On the basis of these three case reports, our preliminary conclusion of methods to decrease the incidence of PVGE during endobronchial laser therapy when bleeding is encountered is that airway pressure should be minimized and the bronchoscope withdrawn above the carina. A spontaneous ventilation technique may reduce the extent of PVGE. However, lung tissue involved with extensive neoplasm may lose its normal elasticity, and any abnormal communication formed between the pulmonary venous system and the airway may be held open and air entrained, even during spontaneous ventilation. [7,8 ] The standard practice of laser surgery has been to use minimal concentrations of oxygen to reduce the risk of an airway fire. [12 ] The use of high concentrations of inspired oxygen should be considered when bleeding is encountered, and the risk of airway combustion should be weighed against the risk of possible PVGE.
Sullivan MT, Neff WB: A modified Saunders ventilating system for rigid wall bronchoscopy. Anesthesiology 1979; 50:473-5.
Dumon F, Shapshay S, Bourcereau J, Cavaliere S, Meric B, Garbi N, Beamis J: Principles for safety in application of Neodymium-YAG laser in bronchology. Chest 1984; 86:163-8.
Vorc'h G, Fischler M, Personne C, Colchen A: Anesthetic management during Nd:YAG laser resection for major tracheobronchial obstructing tumors. Anesthesiology 1984; 61:636-7.
Peachey T, Eason J, Moxhan J, Jarvis D, Driver M: Systemic air embolism during laser bronchoscopy. Anaesthesia 1988; 43:872-5.
Ross D, Mohsenifar Z, Potkin R, Roston W, Shapiro S, Alexander J: Pathogenesis of cerebral air embolism during Neodymium-YAG laser photoresection. Chest 1988; 94:660-1.
Lang N, Wait G, Read R: Cardio-cerebrovascular complications from Nd:YAG laser treatment of lung cancer. Am J Surg 1991; 162:629-32.
Van Allen CM, Hrdina LS, Clark J: Air embolism from the pulmonary vein. Arch Surg 1929; 19:567-99.
Evans D, Hardenbergh E, Hallenbeck JM: Cardiovascular effects of arterial air embolism, Arterial Air Embolism and Acute Stroke. Edited by Hallenbeck JM, Greenbaum LJ. Rockville, MD, Undersea Med Soc, 1978, pp 20-33.
Evans D, Kobrine A, Weathersby P, Bradley M: Cardiovascular effects of cerebral air embolism. Stroke 1981; 12:338-441.
Giesecke AH, Gerbershagen HU, Dortman C, Lee D: Comparison of the ventilating and injection bronchoscopes. Anesthesiology 1973; 38:298-303.

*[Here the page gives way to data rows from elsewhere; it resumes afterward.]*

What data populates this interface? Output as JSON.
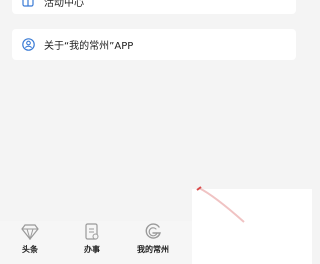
{
  "menu": {
    "activity_center": {
      "label": "活动中心",
      "icon": "activity-icon"
    },
    "about_app": {
      "label": "关于“我的常州”APP",
      "icon": "user-circle-icon"
    }
  },
  "tabbar": {
    "items": [
      {
        "label": "头条",
        "icon": "diamond-icon"
      },
      {
        "label": "办事",
        "icon": "document-icon"
      },
      {
        "label": "我的常州",
        "icon": "spiral-icon"
      }
    ]
  },
  "colors": {
    "icon_blue": "#3a7bd5",
    "tab_icon": "#9a9a9a"
  }
}
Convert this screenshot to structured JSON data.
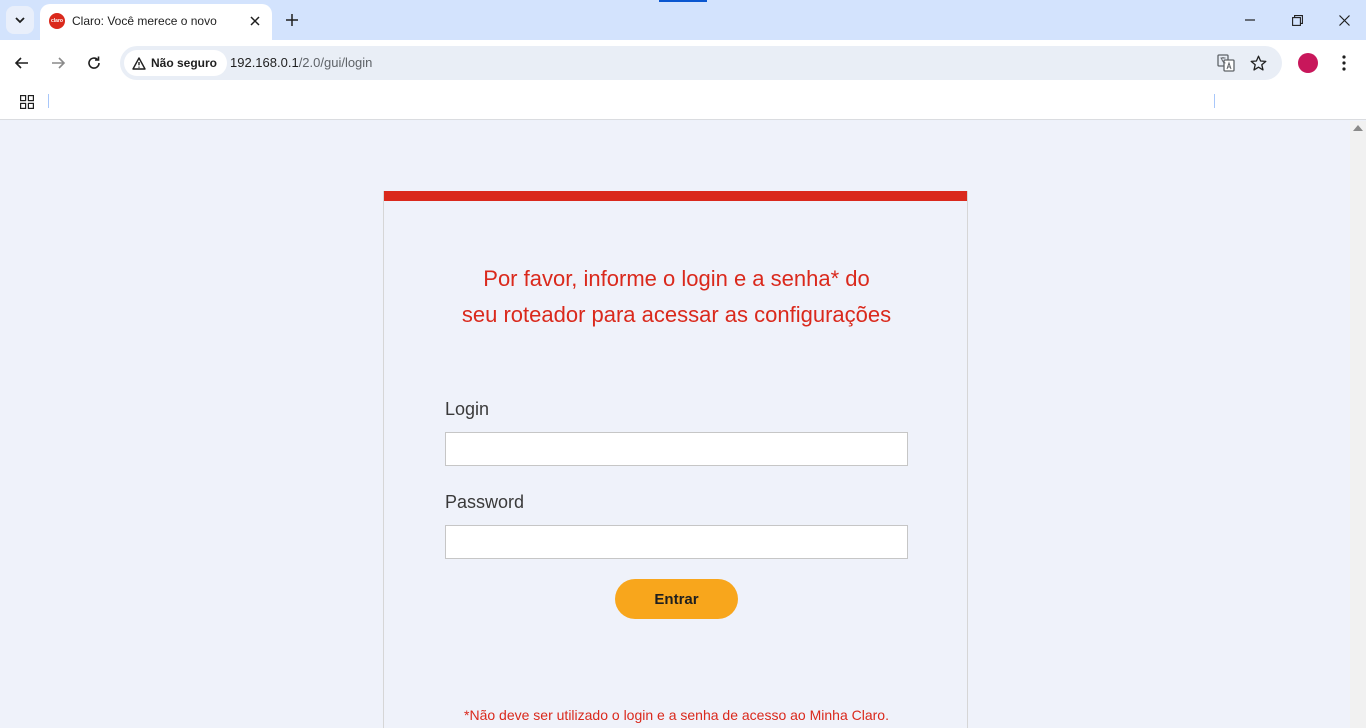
{
  "browser": {
    "tab": {
      "title": "Claro: Você merece o novo",
      "favicon_text": "claro"
    },
    "address_bar": {
      "security_label": "Não seguro",
      "url_host": "192.168.0.1",
      "url_path": "/2.0/gui/login"
    }
  },
  "page": {
    "headline_line1": "Por favor, informe o login e a senha* do",
    "headline_line2": "seu roteador para acessar as configurações",
    "login": {
      "label": "Login",
      "value": ""
    },
    "password": {
      "label": "Password",
      "value": ""
    },
    "submit_label": "Entrar",
    "footnote": "*Não deve ser utilizado o login e a senha de acesso ao Minha Claro."
  },
  "colors": {
    "brand_red": "#da291c",
    "button_orange": "#f8a61c",
    "page_background": "#eff2fa",
    "avatar": "#c8175b"
  }
}
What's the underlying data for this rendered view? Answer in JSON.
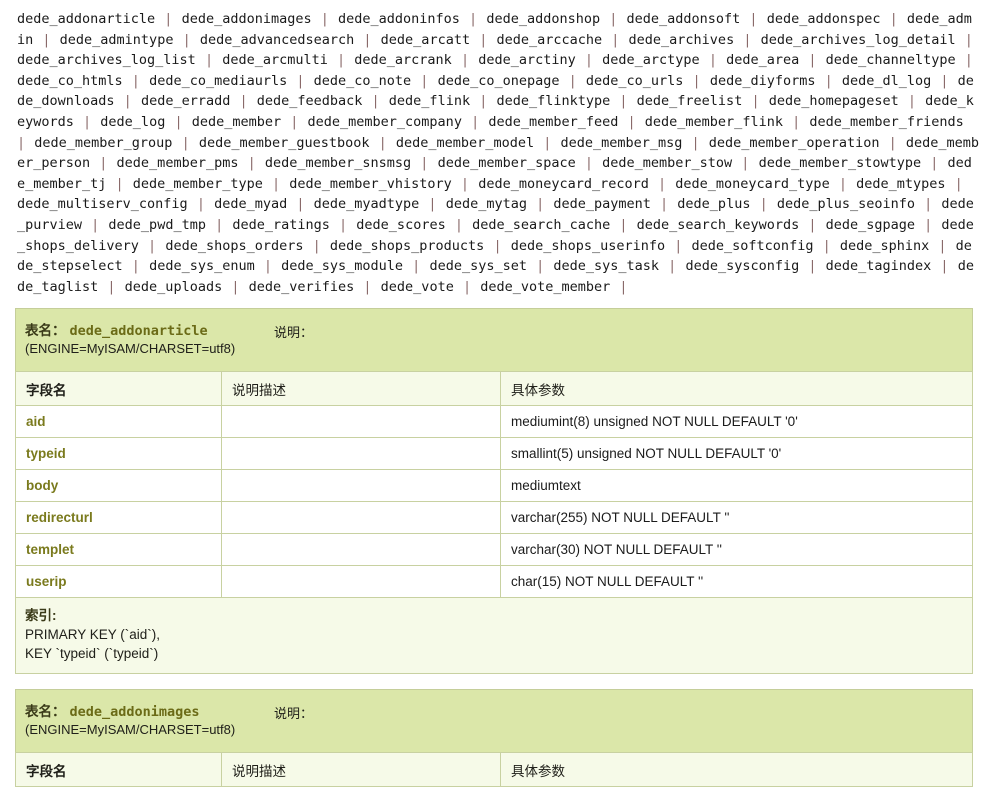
{
  "table_name_list": {
    "separator": "|",
    "names": [
      "dede_addonarticle",
      "dede_addonimages",
      "dede_addoninfos",
      "dede_addonshop",
      "dede_addonsoft",
      "dede_addonspec",
      "dede_admin",
      "dede_admintype",
      "dede_advancedsearch",
      "dede_arcatt",
      "dede_arccache",
      "dede_archives",
      "dede_archives_log_detail",
      "dede_archives_log_list",
      "dede_arcmulti",
      "dede_arcrank",
      "dede_arctiny",
      "dede_arctype",
      "dede_area",
      "dede_channeltype",
      "dede_co_htmls",
      "dede_co_mediaurls",
      "dede_co_note",
      "dede_co_onepage",
      "dede_co_urls",
      "dede_diyforms",
      "dede_dl_log",
      "dede_downloads",
      "dede_erradd",
      "dede_feedback",
      "dede_flink",
      "dede_flinktype",
      "dede_freelist",
      "dede_homepageset",
      "dede_keywords",
      "dede_log",
      "dede_member",
      "dede_member_company",
      "dede_member_feed",
      "dede_member_flink",
      "dede_member_friends",
      "dede_member_group",
      "dede_member_guestbook",
      "dede_member_model",
      "dede_member_msg",
      "dede_member_operation",
      "dede_member_person",
      "dede_member_pms",
      "dede_member_snsmsg",
      "dede_member_space",
      "dede_member_stow",
      "dede_member_stowtype",
      "dede_member_tj",
      "dede_member_type",
      "dede_member_vhistory",
      "dede_moneycard_record",
      "dede_moneycard_type",
      "dede_mtypes",
      "dede_multiserv_config",
      "dede_myad",
      "dede_myadtype",
      "dede_mytag",
      "dede_payment",
      "dede_plus",
      "dede_plus_seoinfo",
      "dede_purview",
      "dede_pwd_tmp",
      "dede_ratings",
      "dede_scores",
      "dede_search_cache",
      "dede_search_keywords",
      "dede_sgpage",
      "dede_shops_delivery",
      "dede_shops_orders",
      "dede_shops_products",
      "dede_shops_userinfo",
      "dede_softconfig",
      "dede_sphinx",
      "dede_stepselect",
      "dede_sys_enum",
      "dede_sys_module",
      "dede_sys_set",
      "dede_sys_task",
      "dede_sysconfig",
      "dede_tagindex",
      "dede_taglist",
      "dede_uploads",
      "dede_verifies",
      "dede_vote",
      "dede_vote_member"
    ]
  },
  "labels": {
    "table_name_prefix": "表名：",
    "note_label": "说明：",
    "index_label": "索引:",
    "col_field": "字段名",
    "col_desc": "说明描述",
    "col_param": "具体参数"
  },
  "colors": {
    "header_band": "#dbe7a9",
    "header_row": "#f6fae8",
    "border": "#c8d1a1",
    "table_name": "#6b6b17",
    "field_name": "#7a7a1d"
  },
  "schemas": [
    {
      "name": "dede_addonarticle",
      "engine": "(ENGINE=MyISAM/CHARSET=utf8)",
      "note": "",
      "rows": [
        {
          "field": "aid",
          "desc": "",
          "param": "mediumint(8) unsigned NOT NULL DEFAULT '0'"
        },
        {
          "field": "typeid",
          "desc": "",
          "param": "smallint(5) unsigned NOT NULL DEFAULT '0'"
        },
        {
          "field": "body",
          "desc": "",
          "param": "mediumtext"
        },
        {
          "field": "redirecturl",
          "desc": "",
          "param": "varchar(255) NOT NULL DEFAULT ''"
        },
        {
          "field": "templet",
          "desc": "",
          "param": "varchar(30) NOT NULL DEFAULT ''"
        },
        {
          "field": "userip",
          "desc": "",
          "param": "char(15) NOT NULL DEFAULT ''"
        }
      ],
      "index_lines": [
        "PRIMARY KEY (`aid`),",
        "KEY `typeid` (`typeid`)"
      ]
    },
    {
      "name": "dede_addonimages",
      "engine": "(ENGINE=MyISAM/CHARSET=utf8)",
      "note": "",
      "rows": [],
      "index_lines": []
    }
  ]
}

Benumoff JL: Anesthesia for special elective procedures, Anesthesia for Thoracic Surgery, 2nd Edition. Edited by Benumoff JL. Philadelphia, WB Saunders, 1995, pp 500-1.
Warner ME, Warner MA, Leonard P: Anesthesia for Neodynium: YAG (nd:YAG) laser resection of major airway obstructing tumors. Anesthesiology 1984; 60:230-2.
Figure 1. Postoperative computerized tomography scan showing intracerebral gas after Nd: YAG laser bronchoscopy of patient #2.
Figure 1. Postoperative computerized tomography scan showing intracerebral gas after Nd: YAG laser bronchoscopy of patient #2.
Figure 1. Postoperative computerized tomography scan showing intracerebral gas after Nd: YAG laser bronchoscopy of patient #2.